INFORMATION GIVEN —
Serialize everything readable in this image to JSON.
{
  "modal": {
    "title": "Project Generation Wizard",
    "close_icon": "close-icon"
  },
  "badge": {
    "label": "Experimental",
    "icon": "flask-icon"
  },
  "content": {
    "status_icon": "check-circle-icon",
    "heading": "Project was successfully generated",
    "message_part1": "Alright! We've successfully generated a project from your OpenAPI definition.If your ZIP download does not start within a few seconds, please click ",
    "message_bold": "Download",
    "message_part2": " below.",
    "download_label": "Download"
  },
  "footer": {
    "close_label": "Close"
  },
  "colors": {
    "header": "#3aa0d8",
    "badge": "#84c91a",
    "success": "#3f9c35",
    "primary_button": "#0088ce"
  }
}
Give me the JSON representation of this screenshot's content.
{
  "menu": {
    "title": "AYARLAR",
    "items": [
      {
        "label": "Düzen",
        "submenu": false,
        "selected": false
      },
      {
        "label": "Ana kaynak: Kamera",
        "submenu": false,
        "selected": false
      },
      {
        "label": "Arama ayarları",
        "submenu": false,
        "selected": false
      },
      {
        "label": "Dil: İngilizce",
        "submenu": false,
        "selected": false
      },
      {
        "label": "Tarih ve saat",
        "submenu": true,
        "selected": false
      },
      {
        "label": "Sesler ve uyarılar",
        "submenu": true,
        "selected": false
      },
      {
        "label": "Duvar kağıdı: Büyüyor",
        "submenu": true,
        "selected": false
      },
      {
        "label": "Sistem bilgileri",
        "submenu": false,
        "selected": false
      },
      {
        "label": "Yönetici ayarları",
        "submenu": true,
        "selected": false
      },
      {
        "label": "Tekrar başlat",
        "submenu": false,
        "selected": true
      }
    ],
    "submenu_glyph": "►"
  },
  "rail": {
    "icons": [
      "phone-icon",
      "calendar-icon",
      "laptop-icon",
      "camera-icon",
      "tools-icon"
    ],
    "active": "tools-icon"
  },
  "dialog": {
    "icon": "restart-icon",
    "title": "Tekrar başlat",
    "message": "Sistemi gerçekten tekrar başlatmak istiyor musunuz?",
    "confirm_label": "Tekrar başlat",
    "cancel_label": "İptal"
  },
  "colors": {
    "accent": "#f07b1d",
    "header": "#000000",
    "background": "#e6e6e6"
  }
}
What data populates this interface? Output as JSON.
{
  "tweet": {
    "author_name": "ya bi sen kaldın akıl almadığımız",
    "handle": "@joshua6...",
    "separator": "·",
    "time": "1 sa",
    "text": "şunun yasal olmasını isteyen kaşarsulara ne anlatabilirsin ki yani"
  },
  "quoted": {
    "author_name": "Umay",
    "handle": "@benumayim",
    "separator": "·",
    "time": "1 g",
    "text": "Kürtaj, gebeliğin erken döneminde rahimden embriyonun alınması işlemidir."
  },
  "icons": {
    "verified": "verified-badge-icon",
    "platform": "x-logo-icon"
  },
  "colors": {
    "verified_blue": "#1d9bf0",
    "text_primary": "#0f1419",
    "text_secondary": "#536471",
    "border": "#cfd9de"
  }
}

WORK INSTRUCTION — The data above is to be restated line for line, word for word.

TASK RESPONSE —
Serialize everything readable in this image to JSON.
{
  "modal": {
    "title": "Project Generation Wizard",
    "close_icon": "close-icon"
  },
  "badge": {
    "label": "Experimental",
    "icon": "flask-icon"
  },
  "content": {
    "status_icon": "check-circle-icon",
    "heading": "Project was successfully generated",
    "message_part1": "Alright! We've successfully generated a project from your OpenAPI definition.If your ZIP download does not start within a few seconds, please click ",
    "message_bold": "Download",
    "message_part2": " below.",
    "download_label": "Download"
  },
  "footer": {
    "close_label": "Close"
  },
  "colors": {
    "header": "#3aa0d8",
    "badge": "#84c91a",
    "success": "#3f9c35",
    "primary_button": "#0088ce"
  }
}
Give me the JSON representation of this screenshot's content.
{
  "menu": {
    "title": "AYARLAR",
    "items": [
      {
        "label": "Düzen",
        "submenu": false,
        "selected": false
      },
      {
        "label": "Ana kaynak: Kamera",
        "submenu": false,
        "selected": false
      },
      {
        "label": "Arama ayarları",
        "submenu": false,
        "selected": false
      },
      {
        "label": "Dil: İngilizce",
        "submenu": false,
        "selected": false
      },
      {
        "label": "Tarih ve saat",
        "submenu": true,
        "selected": false
      },
      {
        "label": "Sesler ve uyarılar",
        "submenu": true,
        "selected": false
      },
      {
        "label": "Duvar kağıdı: Büyüyor",
        "submenu": true,
        "selected": false
      },
      {
        "label": "Sistem bilgileri",
        "submenu": false,
        "selected": false
      },
      {
        "label": "Yönetici ayarları",
        "submenu": true,
        "selected": false
      },
      {
        "label": "Tekrar başlat",
        "submenu": false,
        "selected": true
      }
    ],
    "submenu_glyph": "►"
  },
  "rail": {
    "icons": [
      "phone-icon",
      "calendar-icon",
      "laptop-icon",
      "camera-icon",
      "tools-icon"
    ],
    "active": "tools-icon"
  },
  "dialog": {
    "icon": "restart-icon",
    "title": "Tekrar başlat",
    "message": "Sistemi gerçekten tekrar başlatmak istiyor musunuz?",
    "confirm_label": "Tekrar başlat",
    "cancel_label": "İptal"
  },
  "colors": {
    "accent": "#f07b1d",
    "header": "#000000",
    "background": "#e6e6e6"
  }
}
What data populates this interface? Output as JSON.
{
  "tweet": {
    "author_name": "ya bi sen kaldın akıl almadığımız",
    "handle": "@joshua6...",
    "separator": "·",
    "time": "1 sa",
    "text": "şunun yasal olmasını isteyen kaşarsulara ne anlatabilirsin ki yani"
  },
  "quoted": {
    "author_name": "Umay",
    "handle": "@benumayim",
    "separator": "·",
    "time": "1 g",
    "text": "Kürtaj, gebeliğin erken döneminde rahimden embriyonun alınması işlemidir."
  },
  "icons": {
    "verified": "verified-badge-icon",
    "platform": "x-logo-icon"
  },
  "colors": {
    "verified_blue": "#1d9bf0",
    "text_primary": "#0f1419",
    "text_secondary": "#536471",
    "border": "#cfd9de"
  }
}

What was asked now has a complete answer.